- Are there any needs not covered by any of the existing human rights conventions?
The flower illustrated below is intended as an example only. It is important to stress to the participants that each one of them must decide for themselves how big the different petals should be. The colours that they choose for the different parts will also be a personal choice.
You should not draw attention to the centre of the flower; let any thoughts that there might be something of core importance emerge during the course of the activity. Similarly, let ideas for more petals, for example, cultural security, freedom to choose in all aspects of one's life, distributive justice, participation, identity and religion or faith, develop as the activity proceeds. In each case, draw out the relationship between the need, the consequence of it not being met, the benefits of it being met and how it is protected by human rights legislation and documents.
At step 4 you may need to give people a few tips. You can point out that the leaves make food to nourish the flowers from sunlight, water and carbon dioxide and suggest that, for example, some of the things needed to nourish financial security are a job, a banking system and trade unions. You can of course, add the right to work, as in Article 23 of the UDHR, but it is preferable that the participants work out the connection with human rights for themselves.
It is important to make the link between human needs and human rights and to show how human rights are the foundation for a world where everyone has their needs met. You may like to discuss the preamble to the UDHR with the group. It starts with the concepts of dignity, equality and the inalienable rights of all members of the human family as the foundation of freedom, justice and peace in the world. It goes on to describe the highest aspiration of the common people as freedom of speech, of belief, and freedom from fear and want.
To shorten this activity, you can just do steps 1 to 4 and then start a general discussion about human rights with the whole group. This may be appropriate with young participants who may find it difficult to work at a conceptual level. Some may not understand the idea of making the different sizes of the petals to represent differences in degree of importance. They may also find making links with human rights rather abstract.
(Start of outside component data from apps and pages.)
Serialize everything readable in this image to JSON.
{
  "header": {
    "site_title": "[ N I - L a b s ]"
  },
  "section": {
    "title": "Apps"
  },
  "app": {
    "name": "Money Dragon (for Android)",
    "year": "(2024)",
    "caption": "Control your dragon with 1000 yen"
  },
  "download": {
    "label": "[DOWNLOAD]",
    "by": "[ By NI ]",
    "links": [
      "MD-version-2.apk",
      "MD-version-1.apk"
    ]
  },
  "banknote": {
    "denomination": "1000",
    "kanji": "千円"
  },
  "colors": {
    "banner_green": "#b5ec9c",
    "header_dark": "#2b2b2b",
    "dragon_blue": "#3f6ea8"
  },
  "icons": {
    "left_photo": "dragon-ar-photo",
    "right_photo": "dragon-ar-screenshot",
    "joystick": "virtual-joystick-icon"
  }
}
You can extend the activity by asking people to identify which human rights protect which human needs as identified during the activity. Use the summary of the UDHR .
You may like to set participants a project to find out about how human rights have developed historically and to explore what are called "emerging rights".
If participants enjoyed talking about what was important in their lives, then they may like to explore their beliefs through the activity "Believers". Alternatively, participants may enjoy "Rights Bingo" , which is an active way to explore the relationship between daily life and human rights. If they are interested in emerging rights, the activity "Fingers and thumbs" looks at the right to the environment.
Suggest participants do this activity with their family, friends and colleagues to start a discussion about human rights.
The idea of needs to be a fulfilled human being used in this activity is developed from work by Maslow, and by Griffin and Tyrrell (Human Givens). Basic needs are those that we need to keep the body alive; sexual needs are included in this category. Personal security includes having shelter – a home, a "roof over your head" – and also feeling safe from burglars and gangs as well as war and terrorist attacks. Financial security means having money for a decent standard of living as well as a security net for if you become unemployed. Health means good health and also the availability of healthcare if you should have an accident or fall ill. Friendship includes the possibilities to join clubs and associations as well as being able to choose freely your friends and partner for intimate relations. Family means not being forcibly separated from your family. Esteem means being respected and valued by others, both for who you are and for what you do. Meeting your potential is also called "self-actualisation": it implies that you have the opportunity to be the person you want to be, to use your abilities to the full and to feel confident about yourself and your place in the world.